Rozz, on the other hand, decides to journey to Metropolis and try her paw at crime there. Her main crime, the one referred to in the title, is kidnapping the pet hamster of visiting royalty and holding it for ransom. The highlight of the book, for me anyway, was the scene where Rozz breaks into a TV station and communicates her demands to the viewing audience at home. But, because she's a cat, it's just a bunch of meowing (to everyone who isn't also a cat, like Streaky).
Heroes of The High Seas was the one I was most looking forward too, as it featured my favorite of the pet-having superheroes, Aquaman. There's Topo, a Silver Age Aquaman character (who apparently functioned as a one-cephalopod band in the comics, just as he does here!), Storm, the name of Aquaman's giant sea horse from those crappy old Aquaman cartoons, and the new character Ark, a little seal, whose presence here instead of Tusky (Aquaman's walrus sidekick in the same cartoons Storm used to appear in), sort of confused me.

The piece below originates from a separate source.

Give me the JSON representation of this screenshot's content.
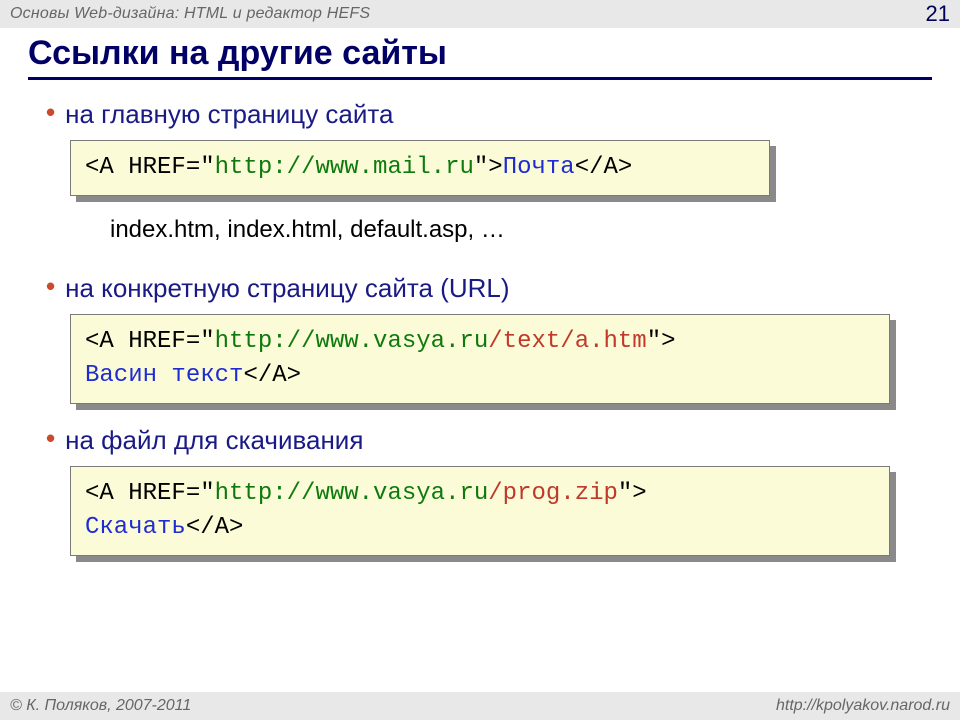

Here's a nice image in which you can see all three super-pets, as well as Aquaman's whole court, as drawn by Baltazar: Baltazar makes some very, very strange choices in his character design for some of these animals. Ark, for example, seems to have legs in almost every drawing of him, with knees and everything, giving him the appearance of a humanoid seal instead of a normal seal. And I had no idea what species the two villains, Misty and Sneezers, were supposed to be until the text revealed that they were rays.
Take a look: Personally, I would have guessed "ghost cats." I worry that some day some kid is going to grow up thinking manta rays look like gray ghost cats because of this book.
I'm still on the look out for the final of the first six books, Midway Monkey Madness, which features Beppo The Super-Monkey, Gleek and the Wonder Twins from Super Friends and Gorilla Grodd. And the next round looks even more awesome, with books featuring Hoppy The Marvel Bunny, The Green Lantern Bug Corps and even Krypto's pals in the Space Canine Patrol facing off against villainous cats from The Phantom Zone!